App and web page records:
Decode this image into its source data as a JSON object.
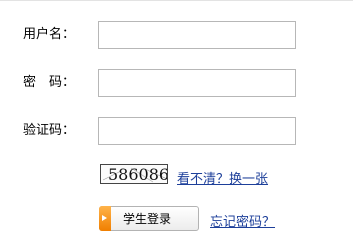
{
  "form": {
    "username_label": "用户名：",
    "password_label": "密　码：",
    "captcha_label": "验证码：",
    "username_value": "",
    "password_value": "",
    "captcha_value": ""
  },
  "captcha": {
    "image_text": "586086",
    "refresh_link": "看不清？换一张"
  },
  "actions": {
    "login_button": "学生登录",
    "forgot_password_link": "忘记密码？"
  },
  "colors": {
    "link": "#1d3f9a",
    "button_accent": "#f08a00",
    "field_border": "#b7b7b7"
  }
}
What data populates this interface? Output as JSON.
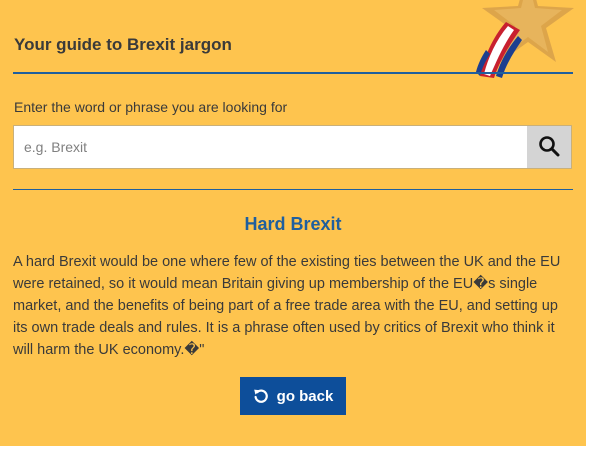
{
  "header": {
    "title": "Your guide to Brexit jargon"
  },
  "search": {
    "prompt": "Enter the word or phrase you are looking for",
    "placeholder": "e.g. Brexit",
    "value": "",
    "button_icon": "search-icon"
  },
  "entry": {
    "term": "Hard Brexit",
    "definition": "A hard Brexit would be one where few of the existing ties between the UK and the EU were retained, so it would mean Britain giving up membership of the EU�s single market, and the benefits of being part of a free trade area with the EU, and setting up its own trade deals and rules. It is a phrase often used by critics of Brexit who think it will harm the UK economy.�\""
  },
  "actions": {
    "back_label": "go back",
    "back_icon": "undo-icon"
  },
  "colors": {
    "background": "#fec44e",
    "accent_blue": "#1f5f9e",
    "button_blue": "#0d4e9a",
    "text": "#3a3a3a"
  }
}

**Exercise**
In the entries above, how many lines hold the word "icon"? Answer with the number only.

**Expected answer**
2